Nigeria – Despite mounting security difficulties and a depreciated currency, Nigeria celebrated its 61st Independence Day on Friday in Abuja. President Muhammadu Buhari remarked in a televised address that the prior 18 months had been “some of the most challenging moments in Nigeria’s history since the civil war.”
In recent months, the country has seen an increase in deadly attacks on local communities in remote villages, as well as an increase in kidnapping for ransom, which has continued in a cycle of violence that has defied authorities’ efforts to restore peace, including the deployment of thousands of security operatives.
“We will continue to work on dialogue-based solutions to resolve legitimate issues,” Buhari said. One Abuja resident told The Associated Press that the country had “not been able to make so much progress” because of “chronic corruption,” but that “the new breed of leadership” may have helped the country go forward.

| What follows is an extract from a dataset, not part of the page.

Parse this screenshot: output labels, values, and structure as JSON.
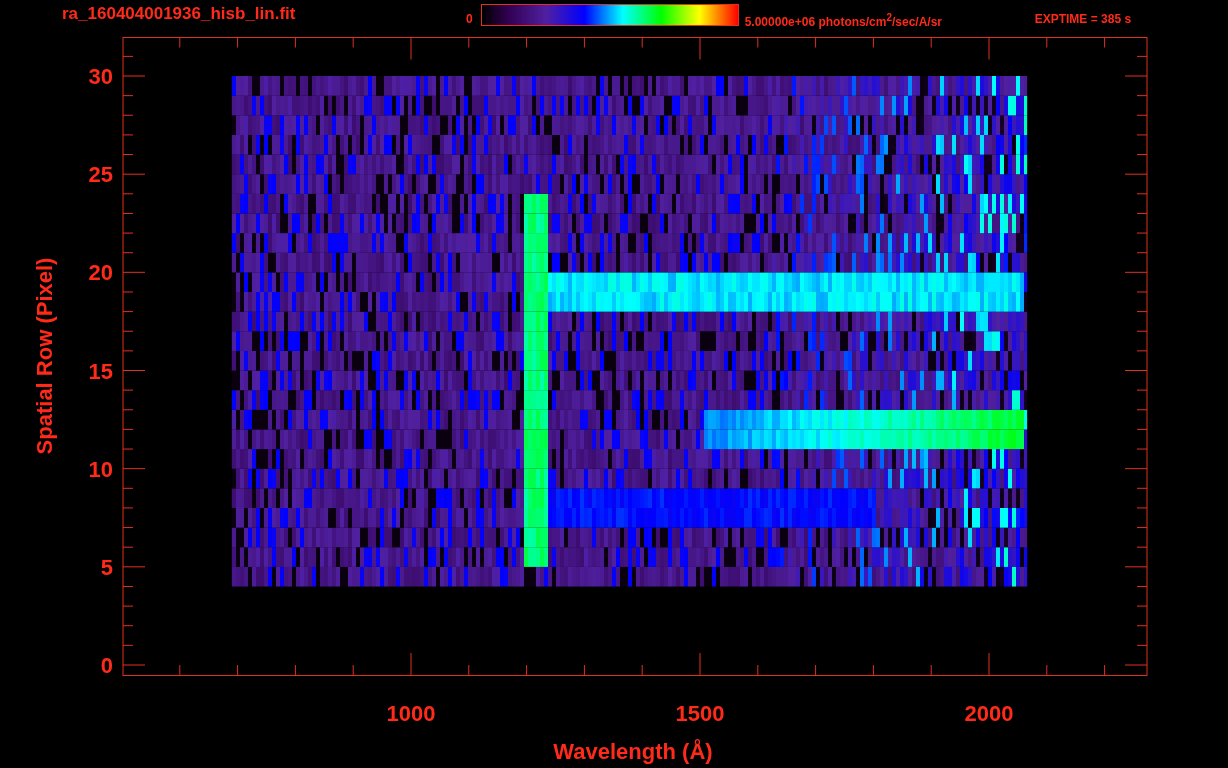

Wike stated that the existence of Nigeria may be the only thing Nigerians should rejoice over, adding, “At 61, Nigeria is in disorder, full of antagonism, divides, hatred, and ethnicity.”
“Despite its enormous resources, Nigeria is still a long way from being a country that can compete favorably with other countries around the globe. We are unable to carry out the necessary actions. At a time when other countries are talking about fair elections, we’re talking about how to rig elections in 2023, as seen by the denial of electronic results transmission,” he said.
Reverend Wisdom Ihunwo, Bishop of the Niger Delta North Diocese, said in the sermon that only fools disdain God and ascribe their success in life to their own efforts and creativity.
Such people, according to Ihunwo, exist in Nigeria because they have corrupt hearts, treat mankind with contempt, delight in committing heinous acts, and divert public cash. He bemoaned the fact that, despite having leadership in the country, shootings, kidnappings, and banditry had persisted uninterrupted to the point where some military commanders had been killed, with no extreme measures taken to restore Nigeria’s stability.